Information shown -
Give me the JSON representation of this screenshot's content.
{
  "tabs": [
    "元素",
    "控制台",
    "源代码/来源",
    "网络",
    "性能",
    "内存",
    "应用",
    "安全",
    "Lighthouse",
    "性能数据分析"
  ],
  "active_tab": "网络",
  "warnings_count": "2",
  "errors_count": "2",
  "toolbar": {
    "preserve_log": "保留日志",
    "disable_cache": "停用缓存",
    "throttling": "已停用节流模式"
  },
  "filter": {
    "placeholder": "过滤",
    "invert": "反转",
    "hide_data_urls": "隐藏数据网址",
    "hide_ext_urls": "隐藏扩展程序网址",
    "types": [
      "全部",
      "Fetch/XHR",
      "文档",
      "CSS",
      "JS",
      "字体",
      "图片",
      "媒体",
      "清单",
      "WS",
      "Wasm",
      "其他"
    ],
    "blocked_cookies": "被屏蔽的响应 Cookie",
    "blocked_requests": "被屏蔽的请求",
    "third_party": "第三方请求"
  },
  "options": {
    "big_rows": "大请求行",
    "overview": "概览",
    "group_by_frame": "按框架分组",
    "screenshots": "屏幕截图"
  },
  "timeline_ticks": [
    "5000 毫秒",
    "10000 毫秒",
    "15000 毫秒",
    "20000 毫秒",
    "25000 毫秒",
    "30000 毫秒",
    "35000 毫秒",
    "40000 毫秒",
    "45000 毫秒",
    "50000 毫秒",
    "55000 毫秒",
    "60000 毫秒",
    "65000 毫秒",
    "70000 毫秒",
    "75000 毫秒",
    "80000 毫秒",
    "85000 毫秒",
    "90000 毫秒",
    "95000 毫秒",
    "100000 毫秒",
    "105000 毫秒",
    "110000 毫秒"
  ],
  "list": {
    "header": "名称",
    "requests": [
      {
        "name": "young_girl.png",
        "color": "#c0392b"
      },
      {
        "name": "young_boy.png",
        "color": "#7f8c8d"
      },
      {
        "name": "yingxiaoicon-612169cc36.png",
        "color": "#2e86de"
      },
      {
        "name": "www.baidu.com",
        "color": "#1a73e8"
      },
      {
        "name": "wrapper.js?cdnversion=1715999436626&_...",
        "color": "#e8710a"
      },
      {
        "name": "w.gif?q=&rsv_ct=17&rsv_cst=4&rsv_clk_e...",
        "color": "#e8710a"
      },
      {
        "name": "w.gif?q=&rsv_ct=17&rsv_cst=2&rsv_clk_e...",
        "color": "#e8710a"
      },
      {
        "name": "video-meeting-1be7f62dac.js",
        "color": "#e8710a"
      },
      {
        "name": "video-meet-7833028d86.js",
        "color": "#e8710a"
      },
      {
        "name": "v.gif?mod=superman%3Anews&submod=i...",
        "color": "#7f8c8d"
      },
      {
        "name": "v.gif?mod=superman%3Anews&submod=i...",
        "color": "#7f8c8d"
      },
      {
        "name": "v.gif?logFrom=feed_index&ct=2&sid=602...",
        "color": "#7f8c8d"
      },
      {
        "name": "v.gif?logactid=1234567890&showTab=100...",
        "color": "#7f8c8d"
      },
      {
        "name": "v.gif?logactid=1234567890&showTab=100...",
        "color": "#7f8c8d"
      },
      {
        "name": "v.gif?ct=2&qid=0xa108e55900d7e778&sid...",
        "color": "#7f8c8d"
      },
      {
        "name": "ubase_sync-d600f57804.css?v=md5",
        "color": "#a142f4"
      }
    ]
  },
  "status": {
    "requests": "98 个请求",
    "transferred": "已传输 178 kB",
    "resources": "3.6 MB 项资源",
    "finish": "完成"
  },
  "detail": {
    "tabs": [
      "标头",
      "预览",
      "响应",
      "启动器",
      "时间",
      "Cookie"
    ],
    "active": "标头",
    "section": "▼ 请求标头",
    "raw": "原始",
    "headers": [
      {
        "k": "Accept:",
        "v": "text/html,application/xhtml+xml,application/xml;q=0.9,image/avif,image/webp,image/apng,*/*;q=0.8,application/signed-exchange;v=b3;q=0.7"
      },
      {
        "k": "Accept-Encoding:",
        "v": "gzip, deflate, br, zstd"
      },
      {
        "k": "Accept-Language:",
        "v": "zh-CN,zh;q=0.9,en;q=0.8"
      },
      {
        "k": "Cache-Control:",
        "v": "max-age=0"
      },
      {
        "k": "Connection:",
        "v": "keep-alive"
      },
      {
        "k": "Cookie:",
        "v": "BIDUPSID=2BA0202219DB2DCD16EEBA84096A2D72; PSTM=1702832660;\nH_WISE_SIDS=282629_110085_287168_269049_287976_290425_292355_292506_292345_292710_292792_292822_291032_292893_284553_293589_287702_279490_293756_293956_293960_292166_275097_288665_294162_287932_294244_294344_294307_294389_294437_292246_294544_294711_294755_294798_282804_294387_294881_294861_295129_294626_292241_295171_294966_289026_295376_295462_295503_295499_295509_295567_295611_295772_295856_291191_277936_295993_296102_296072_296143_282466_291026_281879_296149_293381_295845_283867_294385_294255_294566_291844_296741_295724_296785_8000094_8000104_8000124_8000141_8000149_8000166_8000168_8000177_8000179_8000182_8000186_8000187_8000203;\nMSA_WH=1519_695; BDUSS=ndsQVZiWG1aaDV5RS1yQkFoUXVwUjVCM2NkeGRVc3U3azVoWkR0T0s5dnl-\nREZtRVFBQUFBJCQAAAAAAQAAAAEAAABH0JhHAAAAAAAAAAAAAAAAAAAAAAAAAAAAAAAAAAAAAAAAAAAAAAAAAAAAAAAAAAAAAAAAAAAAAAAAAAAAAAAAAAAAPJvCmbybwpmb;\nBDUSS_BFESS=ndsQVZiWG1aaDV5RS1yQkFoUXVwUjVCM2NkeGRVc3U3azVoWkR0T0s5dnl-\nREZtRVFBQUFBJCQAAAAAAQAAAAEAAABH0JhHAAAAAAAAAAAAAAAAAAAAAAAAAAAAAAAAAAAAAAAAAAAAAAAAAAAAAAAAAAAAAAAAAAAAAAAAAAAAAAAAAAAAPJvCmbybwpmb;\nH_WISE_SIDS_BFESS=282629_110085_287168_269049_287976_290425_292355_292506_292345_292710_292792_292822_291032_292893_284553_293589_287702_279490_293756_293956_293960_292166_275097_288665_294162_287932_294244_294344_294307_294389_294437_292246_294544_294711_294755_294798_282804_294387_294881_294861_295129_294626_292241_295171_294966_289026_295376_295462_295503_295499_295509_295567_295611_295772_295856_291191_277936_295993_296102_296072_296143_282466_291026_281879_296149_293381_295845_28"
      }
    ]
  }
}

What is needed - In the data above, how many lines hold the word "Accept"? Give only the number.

Result of this exercise - 3